- INSTRUCTIONS TO FOLLOW -
From the entries below, copy out all lines holding "title".

#####

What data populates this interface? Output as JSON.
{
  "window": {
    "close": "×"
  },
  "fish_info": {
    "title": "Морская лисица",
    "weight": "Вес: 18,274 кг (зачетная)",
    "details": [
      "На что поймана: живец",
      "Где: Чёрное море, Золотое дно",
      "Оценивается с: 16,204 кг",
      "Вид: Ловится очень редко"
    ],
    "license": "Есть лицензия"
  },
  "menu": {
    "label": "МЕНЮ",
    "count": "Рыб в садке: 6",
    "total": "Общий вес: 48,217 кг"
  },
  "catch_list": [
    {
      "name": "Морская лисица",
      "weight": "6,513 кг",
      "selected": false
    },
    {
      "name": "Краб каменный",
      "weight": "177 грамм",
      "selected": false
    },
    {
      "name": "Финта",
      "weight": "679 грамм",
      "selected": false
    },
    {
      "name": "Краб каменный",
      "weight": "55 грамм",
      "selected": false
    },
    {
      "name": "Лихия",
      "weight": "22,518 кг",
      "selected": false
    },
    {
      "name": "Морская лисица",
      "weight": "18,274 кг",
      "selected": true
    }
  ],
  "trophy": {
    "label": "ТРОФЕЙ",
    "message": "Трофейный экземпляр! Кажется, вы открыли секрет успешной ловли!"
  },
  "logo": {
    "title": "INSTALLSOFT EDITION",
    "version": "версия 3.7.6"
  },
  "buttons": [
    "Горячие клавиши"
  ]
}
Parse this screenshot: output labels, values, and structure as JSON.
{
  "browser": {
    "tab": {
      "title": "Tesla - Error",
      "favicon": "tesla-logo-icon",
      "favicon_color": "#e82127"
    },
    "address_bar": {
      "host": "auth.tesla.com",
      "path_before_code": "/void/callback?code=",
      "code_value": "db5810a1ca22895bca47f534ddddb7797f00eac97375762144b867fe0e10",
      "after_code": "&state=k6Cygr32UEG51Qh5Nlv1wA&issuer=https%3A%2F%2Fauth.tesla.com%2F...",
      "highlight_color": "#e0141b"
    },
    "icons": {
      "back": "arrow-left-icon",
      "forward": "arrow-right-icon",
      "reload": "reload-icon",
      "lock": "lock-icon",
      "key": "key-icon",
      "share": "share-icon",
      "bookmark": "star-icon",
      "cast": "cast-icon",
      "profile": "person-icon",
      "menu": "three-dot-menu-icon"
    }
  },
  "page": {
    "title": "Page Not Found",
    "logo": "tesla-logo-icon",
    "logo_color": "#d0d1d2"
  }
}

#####

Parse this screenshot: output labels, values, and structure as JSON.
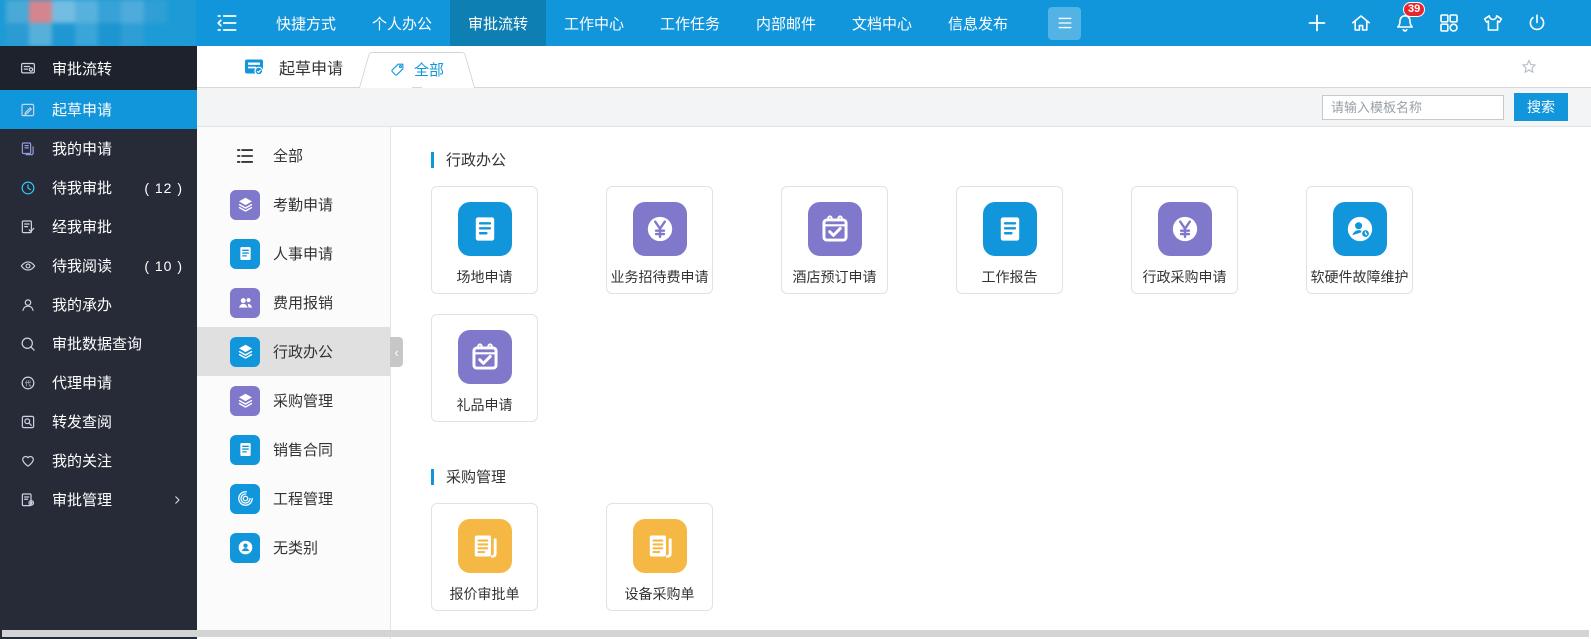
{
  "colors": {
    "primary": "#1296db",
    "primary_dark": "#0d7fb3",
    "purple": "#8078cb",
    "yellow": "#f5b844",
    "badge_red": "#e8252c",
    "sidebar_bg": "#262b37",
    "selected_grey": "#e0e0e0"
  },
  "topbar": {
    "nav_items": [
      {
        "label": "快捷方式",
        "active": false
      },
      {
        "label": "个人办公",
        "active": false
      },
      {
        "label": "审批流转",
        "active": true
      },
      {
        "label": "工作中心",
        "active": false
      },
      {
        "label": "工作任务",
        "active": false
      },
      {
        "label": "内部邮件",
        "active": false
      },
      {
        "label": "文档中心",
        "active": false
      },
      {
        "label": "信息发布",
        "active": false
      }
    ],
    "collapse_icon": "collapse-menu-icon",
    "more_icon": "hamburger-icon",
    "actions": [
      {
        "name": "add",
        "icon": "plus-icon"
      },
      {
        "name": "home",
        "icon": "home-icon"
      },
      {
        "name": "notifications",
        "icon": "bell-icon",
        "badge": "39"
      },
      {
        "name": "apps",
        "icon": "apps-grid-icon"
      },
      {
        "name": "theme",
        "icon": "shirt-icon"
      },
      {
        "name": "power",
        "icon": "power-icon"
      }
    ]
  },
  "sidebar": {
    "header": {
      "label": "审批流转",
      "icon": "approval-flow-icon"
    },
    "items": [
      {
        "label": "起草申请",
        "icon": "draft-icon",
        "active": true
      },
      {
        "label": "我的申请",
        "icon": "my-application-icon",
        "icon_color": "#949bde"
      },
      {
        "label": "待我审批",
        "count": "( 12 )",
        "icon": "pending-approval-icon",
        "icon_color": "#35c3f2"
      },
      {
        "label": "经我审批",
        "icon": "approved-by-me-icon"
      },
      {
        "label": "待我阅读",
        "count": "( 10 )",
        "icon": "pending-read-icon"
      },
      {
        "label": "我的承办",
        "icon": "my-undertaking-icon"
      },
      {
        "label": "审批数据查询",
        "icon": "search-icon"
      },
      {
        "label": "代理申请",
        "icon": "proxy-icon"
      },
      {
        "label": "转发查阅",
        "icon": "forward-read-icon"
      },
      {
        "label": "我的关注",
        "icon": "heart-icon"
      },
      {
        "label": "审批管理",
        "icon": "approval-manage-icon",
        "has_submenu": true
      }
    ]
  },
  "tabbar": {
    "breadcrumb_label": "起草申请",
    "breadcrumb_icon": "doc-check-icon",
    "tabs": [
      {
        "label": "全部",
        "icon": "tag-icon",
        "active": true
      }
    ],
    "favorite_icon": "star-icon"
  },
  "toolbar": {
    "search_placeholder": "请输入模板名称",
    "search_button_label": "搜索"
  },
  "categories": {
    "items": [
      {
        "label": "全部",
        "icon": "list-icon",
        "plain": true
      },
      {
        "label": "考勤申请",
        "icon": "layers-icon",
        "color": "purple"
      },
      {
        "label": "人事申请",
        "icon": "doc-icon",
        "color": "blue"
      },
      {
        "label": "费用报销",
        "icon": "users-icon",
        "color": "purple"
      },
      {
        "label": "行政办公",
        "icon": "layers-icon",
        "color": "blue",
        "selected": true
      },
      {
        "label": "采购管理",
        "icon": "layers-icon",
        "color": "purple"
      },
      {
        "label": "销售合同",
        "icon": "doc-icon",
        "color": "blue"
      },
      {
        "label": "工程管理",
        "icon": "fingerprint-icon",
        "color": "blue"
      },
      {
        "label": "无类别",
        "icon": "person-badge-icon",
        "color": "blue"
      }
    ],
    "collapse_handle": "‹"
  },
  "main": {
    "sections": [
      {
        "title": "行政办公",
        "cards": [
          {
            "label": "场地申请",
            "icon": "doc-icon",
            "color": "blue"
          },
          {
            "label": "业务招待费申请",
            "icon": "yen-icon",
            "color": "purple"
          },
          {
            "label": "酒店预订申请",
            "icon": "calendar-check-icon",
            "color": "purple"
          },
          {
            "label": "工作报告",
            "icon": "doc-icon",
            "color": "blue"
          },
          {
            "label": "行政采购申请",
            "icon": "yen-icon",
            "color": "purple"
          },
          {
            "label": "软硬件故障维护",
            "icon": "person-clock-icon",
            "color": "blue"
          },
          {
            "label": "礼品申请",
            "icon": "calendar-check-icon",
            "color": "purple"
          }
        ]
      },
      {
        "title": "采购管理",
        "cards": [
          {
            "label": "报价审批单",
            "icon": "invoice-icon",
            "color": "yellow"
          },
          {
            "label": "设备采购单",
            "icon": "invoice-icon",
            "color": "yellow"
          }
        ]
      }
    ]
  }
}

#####

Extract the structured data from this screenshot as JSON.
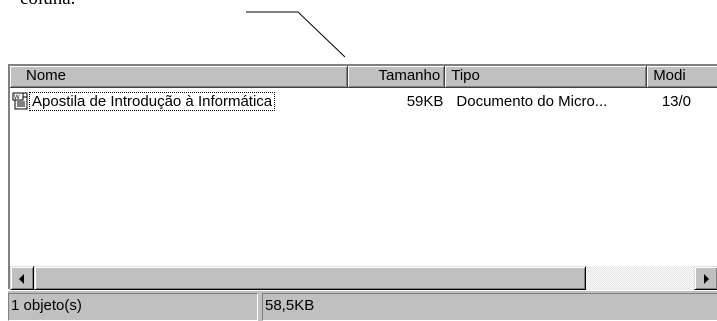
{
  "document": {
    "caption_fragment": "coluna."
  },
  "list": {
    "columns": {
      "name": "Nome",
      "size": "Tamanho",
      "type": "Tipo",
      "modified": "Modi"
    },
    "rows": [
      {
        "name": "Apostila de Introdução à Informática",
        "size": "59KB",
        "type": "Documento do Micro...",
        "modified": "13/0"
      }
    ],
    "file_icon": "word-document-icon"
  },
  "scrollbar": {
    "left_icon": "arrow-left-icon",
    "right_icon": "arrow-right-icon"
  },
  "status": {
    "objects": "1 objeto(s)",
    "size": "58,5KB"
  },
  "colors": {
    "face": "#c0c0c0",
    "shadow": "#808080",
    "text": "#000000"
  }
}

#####

- RESULT BELOW -
    "title": "Морская лисица",
    "title": "INSTALLSOFT EDITION",
      "title": "Tesla - Error",
    "title": "Page Not Found",
        "title": "行政办公",
        "title": "采购管理",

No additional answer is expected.